  • RIVER EDUCATOR/GUIDE + TRIP LEADER
    Position Description: Full-time seasonal positions (mid-March through October) Organizational Background: Colorado Canyons Association (CCA) is a 10 year old nonprofit organization fostering community stewardship of...
  • BOOKKEEPER/ADMINISTRATIVE ASSISTANT
    Position Description: Part-time, year-round bookkeeping and administration position (12 - 16 hours/week) $16 - $18/hour DOE Organizational Background: Colorado Canyons Association (CCA) is a 10...
  • LAND STEWARD
    San Isabel Land Protection Trust seeks a full-time Land Steward to manage and oversee its conservation easement monitoring and stewardship program for 42,437 acres in...
  • EXECUTIVE DIRECTOR
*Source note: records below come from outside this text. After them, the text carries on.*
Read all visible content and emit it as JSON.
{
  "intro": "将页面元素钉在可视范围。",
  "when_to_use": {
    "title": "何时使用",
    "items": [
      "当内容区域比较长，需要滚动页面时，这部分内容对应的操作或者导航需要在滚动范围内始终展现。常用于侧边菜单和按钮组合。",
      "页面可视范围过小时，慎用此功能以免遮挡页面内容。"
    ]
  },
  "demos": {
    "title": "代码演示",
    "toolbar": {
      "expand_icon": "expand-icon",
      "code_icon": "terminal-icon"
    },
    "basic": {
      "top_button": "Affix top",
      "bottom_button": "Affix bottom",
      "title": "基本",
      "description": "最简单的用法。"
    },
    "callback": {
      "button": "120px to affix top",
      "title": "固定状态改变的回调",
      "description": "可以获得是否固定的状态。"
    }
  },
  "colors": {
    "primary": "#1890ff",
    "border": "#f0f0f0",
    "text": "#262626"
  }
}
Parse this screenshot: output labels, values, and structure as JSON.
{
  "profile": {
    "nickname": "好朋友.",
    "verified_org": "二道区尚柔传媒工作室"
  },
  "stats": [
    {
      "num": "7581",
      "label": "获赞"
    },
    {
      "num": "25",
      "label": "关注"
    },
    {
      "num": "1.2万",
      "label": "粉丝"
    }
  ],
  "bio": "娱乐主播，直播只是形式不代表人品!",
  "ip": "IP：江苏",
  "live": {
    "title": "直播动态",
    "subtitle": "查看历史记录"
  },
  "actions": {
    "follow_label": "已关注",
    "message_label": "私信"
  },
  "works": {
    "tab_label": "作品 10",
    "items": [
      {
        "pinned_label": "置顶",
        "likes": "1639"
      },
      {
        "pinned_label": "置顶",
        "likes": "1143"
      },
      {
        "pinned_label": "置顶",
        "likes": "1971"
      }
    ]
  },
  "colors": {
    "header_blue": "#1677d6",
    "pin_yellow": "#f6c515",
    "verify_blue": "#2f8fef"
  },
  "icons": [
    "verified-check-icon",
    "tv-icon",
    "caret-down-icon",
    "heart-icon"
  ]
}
    Ventana Wilderness Alliance is seeking an experienced forward-facing public land conservation leader to serve as its Executive Director. The mission of the Ventana Wilderness Alliance...
  • COMMUNICATIONS AND DEVELOPMENT DIRECTOR
    The Quivira Coalition (www.quiviracoaltion.org) is a Santa Fe-based nonprofit that builds resilience on arid working lands. We foster ecological, economic, and social health through education,...
  • GRANT WRITER
    "We all love this place we call Montana. We believe that land and water and air are not ours to despoil, but ours to steward...
  • DEVELOPMENT DIRECTOR
    The Development Director is responsible for organizing and launching a coherent set of development activities to build support for the Natural History Institute's programs and...
  • WILDLIFE PROJECT COORDINATOR
    Founded in 1936, the National Wildlife Federation (NWF or Federation) is America's largest and most trusted grassroots conservation organization with 53 state/territorial affiliates and more...
  • EXECUTIVE DIRECTOR
    The Cinnabar Foundation helps protect and conserve water, wildlife and wild lands in Montana and the Greater Yellowstone Ecosystem by supporting organizations and people who...